▸ AIM OF THE EXERCISE: Each record should be retyped word for word.
(DATA FOR THE TASK begins)
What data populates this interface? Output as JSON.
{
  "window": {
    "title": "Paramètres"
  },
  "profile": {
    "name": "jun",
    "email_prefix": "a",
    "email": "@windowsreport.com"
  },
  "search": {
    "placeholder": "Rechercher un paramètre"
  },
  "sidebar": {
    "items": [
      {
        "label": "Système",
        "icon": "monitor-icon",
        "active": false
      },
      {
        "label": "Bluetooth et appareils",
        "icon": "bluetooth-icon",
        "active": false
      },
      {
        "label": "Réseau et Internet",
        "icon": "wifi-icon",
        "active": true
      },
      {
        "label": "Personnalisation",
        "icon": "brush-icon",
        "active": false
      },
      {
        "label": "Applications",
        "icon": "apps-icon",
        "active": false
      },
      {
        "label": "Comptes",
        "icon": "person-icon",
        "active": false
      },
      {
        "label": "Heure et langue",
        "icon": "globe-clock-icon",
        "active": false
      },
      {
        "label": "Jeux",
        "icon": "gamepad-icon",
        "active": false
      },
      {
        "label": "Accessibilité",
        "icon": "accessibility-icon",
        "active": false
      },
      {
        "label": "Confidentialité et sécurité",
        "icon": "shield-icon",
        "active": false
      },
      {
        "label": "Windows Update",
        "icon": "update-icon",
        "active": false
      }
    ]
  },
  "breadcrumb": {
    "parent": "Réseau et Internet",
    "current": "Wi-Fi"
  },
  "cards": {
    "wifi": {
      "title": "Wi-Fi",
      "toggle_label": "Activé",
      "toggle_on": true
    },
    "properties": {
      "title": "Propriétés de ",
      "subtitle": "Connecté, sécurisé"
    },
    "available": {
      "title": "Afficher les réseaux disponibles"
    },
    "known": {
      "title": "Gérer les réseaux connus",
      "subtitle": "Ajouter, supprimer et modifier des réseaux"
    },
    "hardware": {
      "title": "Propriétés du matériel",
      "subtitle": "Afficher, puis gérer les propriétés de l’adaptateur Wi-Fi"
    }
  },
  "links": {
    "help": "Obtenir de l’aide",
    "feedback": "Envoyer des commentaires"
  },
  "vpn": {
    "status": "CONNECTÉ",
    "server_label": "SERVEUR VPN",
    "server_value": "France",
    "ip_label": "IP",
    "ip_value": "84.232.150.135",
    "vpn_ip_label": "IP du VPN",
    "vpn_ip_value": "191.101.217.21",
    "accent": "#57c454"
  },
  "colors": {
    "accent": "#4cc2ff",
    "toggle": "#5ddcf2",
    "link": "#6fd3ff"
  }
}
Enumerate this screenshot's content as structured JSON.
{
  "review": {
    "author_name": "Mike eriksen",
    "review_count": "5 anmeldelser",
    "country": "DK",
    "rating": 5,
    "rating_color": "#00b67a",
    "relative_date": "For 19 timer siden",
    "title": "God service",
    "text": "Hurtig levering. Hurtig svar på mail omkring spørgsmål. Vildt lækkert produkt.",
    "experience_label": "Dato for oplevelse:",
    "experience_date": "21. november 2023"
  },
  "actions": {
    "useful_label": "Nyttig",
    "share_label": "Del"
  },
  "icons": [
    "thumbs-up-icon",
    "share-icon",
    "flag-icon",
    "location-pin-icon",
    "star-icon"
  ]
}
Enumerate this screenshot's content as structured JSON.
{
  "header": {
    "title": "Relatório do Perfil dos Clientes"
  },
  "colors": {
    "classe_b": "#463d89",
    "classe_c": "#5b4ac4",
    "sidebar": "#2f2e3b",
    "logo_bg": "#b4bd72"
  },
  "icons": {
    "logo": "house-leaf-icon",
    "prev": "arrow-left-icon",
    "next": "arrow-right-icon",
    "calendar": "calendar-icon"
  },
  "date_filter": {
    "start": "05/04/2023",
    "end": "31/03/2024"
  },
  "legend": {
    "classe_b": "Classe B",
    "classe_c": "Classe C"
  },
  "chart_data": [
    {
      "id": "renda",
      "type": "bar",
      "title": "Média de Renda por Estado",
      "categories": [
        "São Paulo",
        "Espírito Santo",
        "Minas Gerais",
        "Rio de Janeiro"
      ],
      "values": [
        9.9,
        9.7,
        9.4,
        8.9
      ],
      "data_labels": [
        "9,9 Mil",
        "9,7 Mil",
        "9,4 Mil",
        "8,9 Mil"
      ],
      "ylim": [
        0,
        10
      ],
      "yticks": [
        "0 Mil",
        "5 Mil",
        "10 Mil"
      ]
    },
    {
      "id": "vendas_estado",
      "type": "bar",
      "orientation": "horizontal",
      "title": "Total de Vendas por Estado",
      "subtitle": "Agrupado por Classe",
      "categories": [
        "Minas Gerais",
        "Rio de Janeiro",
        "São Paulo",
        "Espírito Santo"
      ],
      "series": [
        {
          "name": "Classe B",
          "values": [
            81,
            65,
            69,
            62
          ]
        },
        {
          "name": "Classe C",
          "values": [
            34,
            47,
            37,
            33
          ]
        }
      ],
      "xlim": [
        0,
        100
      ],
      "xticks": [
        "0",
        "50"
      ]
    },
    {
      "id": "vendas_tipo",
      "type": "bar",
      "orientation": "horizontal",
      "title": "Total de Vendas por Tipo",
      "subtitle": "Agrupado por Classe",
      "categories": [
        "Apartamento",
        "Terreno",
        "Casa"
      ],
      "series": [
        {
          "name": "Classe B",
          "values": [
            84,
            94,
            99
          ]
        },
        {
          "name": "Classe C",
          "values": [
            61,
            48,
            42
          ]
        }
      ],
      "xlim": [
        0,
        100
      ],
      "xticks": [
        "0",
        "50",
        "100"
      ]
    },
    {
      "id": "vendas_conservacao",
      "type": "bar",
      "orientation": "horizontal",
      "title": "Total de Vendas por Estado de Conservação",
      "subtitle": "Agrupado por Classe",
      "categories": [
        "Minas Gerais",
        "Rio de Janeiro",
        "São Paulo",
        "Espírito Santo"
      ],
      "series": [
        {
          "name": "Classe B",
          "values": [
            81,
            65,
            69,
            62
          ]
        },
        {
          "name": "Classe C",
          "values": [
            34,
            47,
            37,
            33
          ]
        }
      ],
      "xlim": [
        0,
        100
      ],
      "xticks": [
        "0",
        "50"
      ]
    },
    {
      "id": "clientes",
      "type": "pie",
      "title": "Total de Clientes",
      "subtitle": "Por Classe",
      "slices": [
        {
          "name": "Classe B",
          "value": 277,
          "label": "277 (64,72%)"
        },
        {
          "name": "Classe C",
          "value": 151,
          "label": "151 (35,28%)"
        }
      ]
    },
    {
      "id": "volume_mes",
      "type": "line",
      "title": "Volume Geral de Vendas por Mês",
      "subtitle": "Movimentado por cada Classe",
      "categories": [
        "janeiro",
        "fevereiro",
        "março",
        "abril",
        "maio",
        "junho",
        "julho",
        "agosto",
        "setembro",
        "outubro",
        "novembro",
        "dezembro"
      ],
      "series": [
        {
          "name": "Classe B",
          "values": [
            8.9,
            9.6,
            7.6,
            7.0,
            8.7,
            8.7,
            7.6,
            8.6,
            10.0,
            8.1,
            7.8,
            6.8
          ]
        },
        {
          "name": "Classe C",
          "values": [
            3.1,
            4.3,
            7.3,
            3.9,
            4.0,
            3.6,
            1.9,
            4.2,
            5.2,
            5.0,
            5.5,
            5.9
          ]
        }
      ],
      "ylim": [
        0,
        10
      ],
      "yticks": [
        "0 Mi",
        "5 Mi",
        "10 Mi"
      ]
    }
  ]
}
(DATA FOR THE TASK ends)
▸ ANSWER SPACE:
What data populates this interface? Output as JSON.
{
  "window": {
    "title": "Paramètres"
  },
  "profile": {
    "name": "jun",
    "email_prefix": "a",
    "email": "@windowsreport.com"
  },
  "search": {
    "placeholder": "Rechercher un paramètre"
  },
  "sidebar": {
    "items": [
      {
        "label": "Système",
        "icon": "monitor-icon",
        "active": false
      },
      {
        "label": "Bluetooth et appareils",
        "icon": "bluetooth-icon",
        "active": false
      },
      {
        "label": "Réseau et Internet",
        "icon": "wifi-icon",
        "active": true
      },
      {
        "label": "Personnalisation",
        "icon": "brush-icon",
        "active": false
      },
      {
        "label": "Applications",
        "icon": "apps-icon",
        "active": false
      },
      {
        "label": "Comptes",
        "icon": "person-icon",
        "active": false
      },
      {
        "label": "Heure et langue",
        "icon": "globe-clock-icon",
        "active": false
      },
      {
        "label": "Jeux",
        "icon": "gamepad-icon",
        "active": false
      },
      {
        "label": "Accessibilité",
        "icon": "accessibility-icon",
        "active": false
      },
      {
        "label": "Confidentialité et sécurité",
        "icon": "shield-icon",
        "active": false
      },
      {
        "label": "Windows Update",
        "icon": "update-icon",
        "active": false
      }
    ]
  },
  "breadcrumb": {
    "parent": "Réseau et Internet",
    "current": "Wi-Fi"
  },
  "cards": {
    "wifi": {
      "title": "Wi-Fi",
      "toggle_label": "Activé",
      "toggle_on": true
    },
    "properties": {
      "title": "Propriétés de ",
      "subtitle": "Connecté, sécurisé"
    },
    "available": {
      "title": "Afficher les réseaux disponibles"
    },
    "known": {
      "title": "Gérer les réseaux connus",
      "subtitle": "Ajouter, supprimer et modifier des réseaux"
    },
    "hardware": {
      "title": "Propriétés du matériel",
      "subtitle": "Afficher, puis gérer les propriétés de l’adaptateur Wi-Fi"
    }
  },
  "links": {
    "help": "Obtenir de l’aide",
    "feedback": "Envoyer des commentaires"
  },
  "vpn": {
    "status": "CONNECTÉ",
    "server_label": "SERVEUR VPN",
    "server_value": "France",
    "ip_label": "IP",
    "ip_value": "84.232.150.135",
    "vpn_ip_label": "IP du VPN",
    "vpn_ip_value": "191.101.217.21",
    "accent": "#57c454"
  },
  "colors": {
    "accent": "#4cc2ff",
    "toggle": "#5ddcf2",
    "link": "#6fd3ff"
  }
}
Enumerate this screenshot's content as structured JSON.
{
  "review": {
    "author_name": "Mike eriksen",
    "review_count": "5 anmeldelser",
    "country": "DK",
    "rating": 5,
    "rating_color": "#00b67a",
    "relative_date": "For 19 timer siden",
    "title": "God service",
    "text": "Hurtig levering. Hurtig svar på mail omkring spørgsmål. Vildt lækkert produkt.",
    "experience_label": "Dato for oplevelse:",
    "experience_date": "21. november 2023"
  },
  "actions": {
    "useful_label": "Nyttig",
    "share_label": "Del"
  },
  "icons": [
    "thumbs-up-icon",
    "share-icon",
    "flag-icon",
    "location-pin-icon",
    "star-icon"
  ]
}
Enumerate this screenshot's content as structured JSON.
{
  "header": {
    "title": "Relatório do Perfil dos Clientes"
  },
  "colors": {
    "classe_b": "#463d89",
    "classe_c": "#5b4ac4",
    "sidebar": "#2f2e3b",
    "logo_bg": "#b4bd72"
  },
  "icons": {
    "logo": "house-leaf-icon",
    "prev": "arrow-left-icon",
    "next": "arrow-right-icon",
    "calendar": "calendar-icon"
  },
  "date_filter": {
    "start": "05/04/2023",
    "end": "31/03/2024"
  },
  "legend": {
    "classe_b": "Classe B",
    "classe_c": "Classe C"
  },
  "chart_data": [
    {
      "id": "renda",
      "type": "bar",
      "title": "Média de Renda por Estado",
      "categories": [
        "São Paulo",
        "Espírito Santo",
        "Minas Gerais",
        "Rio de Janeiro"
      ],
      "values": [
        9.9,
        9.7,
        9.4,
        8.9
      ],
      "data_labels": [
        "9,9 Mil",
        "9,7 Mil",
        "9,4 Mil",
        "8,9 Mil"
      ],
      "ylim": [
        0,
        10
      ],
      "yticks": [
        "0 Mil",
        "5 Mil",
        "10 Mil"
      ]
    },
    {
      "id": "vendas_estado",
      "type": "bar",
      "orientation": "horizontal",
      "title": "Total de Vendas por Estado",
      "subtitle": "Agrupado por Classe",
      "categories": [
        "Minas Gerais",
        "Rio de Janeiro",
        "São Paulo",
        "Espírito Santo"
      ],
      "series": [
        {
          "name": "Classe B",
          "values": [
            81,
            65,
            69,
            62
          ]
        },
        {
          "name": "Classe C",
          "values": [
            34,
            47,
            37,
            33
          ]
        }
      ],
      "xlim": [
        0,
        100
      ],
      "xticks": [
        "0",
        "50"
      ]
    },
    {
      "id": "vendas_tipo",
      "type": "bar",
      "orientation": "horizontal",
      "title": "Total de Vendas por Tipo",
      "subtitle": "Agrupado por Classe",
      "categories": [
        "Apartamento",
        "Terreno",
        "Casa"
      ],
      "series": [
        {
          "name": "Classe B",
          "values": [
            84,
            94,
            99
          ]
        },
        {
          "name": "Classe C",
          "values": [
            61,
            48,
            42
          ]
        }
      ],
      "xlim": [
        0,
        100
      ],
      "xticks": [
        "0",
        "50",
        "100"
      ]
    },
    {
      "id": "vendas_conservacao",
      "type": "bar",
      "orientation": "horizontal",
      "title": "Total de Vendas por Estado de Conservação",
      "subtitle": "Agrupado por Classe",
      "categories": [
        "Minas Gerais",
        "Rio de Janeiro",
        "São Paulo",
        "Espírito Santo"
      ],
      "series": [
        {
          "name": "Classe B",
          "values": [
            81,
            65,
            69,
            62
          ]
        },
        {
          "name": "Classe C",
          "values": [
            34,
            47,
            37,
            33
          ]
        }
      ],
      "xlim": [
        0,
        100
      ],
      "xticks": [
        "0",
        "50"
      ]
    },
    {
      "id": "clientes",
      "type": "pie",
      "title": "Total de Clientes",
      "subtitle": "Por Classe",
      "slices": [
        {
          "name": "Classe B",
          "value": 277,
          "label": "277 (64,72%)"
        },
        {
          "name": "Classe C",
          "value": 151,
          "label": "151 (35,28%)"
        }
      ]
    },
    {
      "id": "volume_mes",
      "type": "line",
      "title": "Volume Geral de Vendas por Mês",
      "subtitle": "Movimentado por cada Classe",
      "categories": [
        "janeiro",
        "fevereiro",
        "março",
        "abril",
        "maio",
        "junho",
        "julho",
        "agosto",
        "setembro",
        "outubro",
        "novembro",
        "dezembro"
      ],
      "series": [
        {
          "name": "Classe B",
          "values": [
            8.9,
            9.6,
            7.6,
            7.0,
            8.7,
            8.7,
            7.6,
            8.6,
            10.0,
            8.1,
            7.8,
            6.8
          ]
        },
        {
          "name": "Classe C",
          "values": [
            3.1,
            4.3,
            7.3,
            3.9,
            4.0,
            3.6,
            1.9,
            4.2,
            5.2,
            5.0,
            5.5,
            5.9
          ]
        }
      ],
      "ylim": [
        0,
        10
      ],
      "yticks": [
        "0 Mi",
        "5 Mi",
        "10 Mi"
      ]
    }
  ]
}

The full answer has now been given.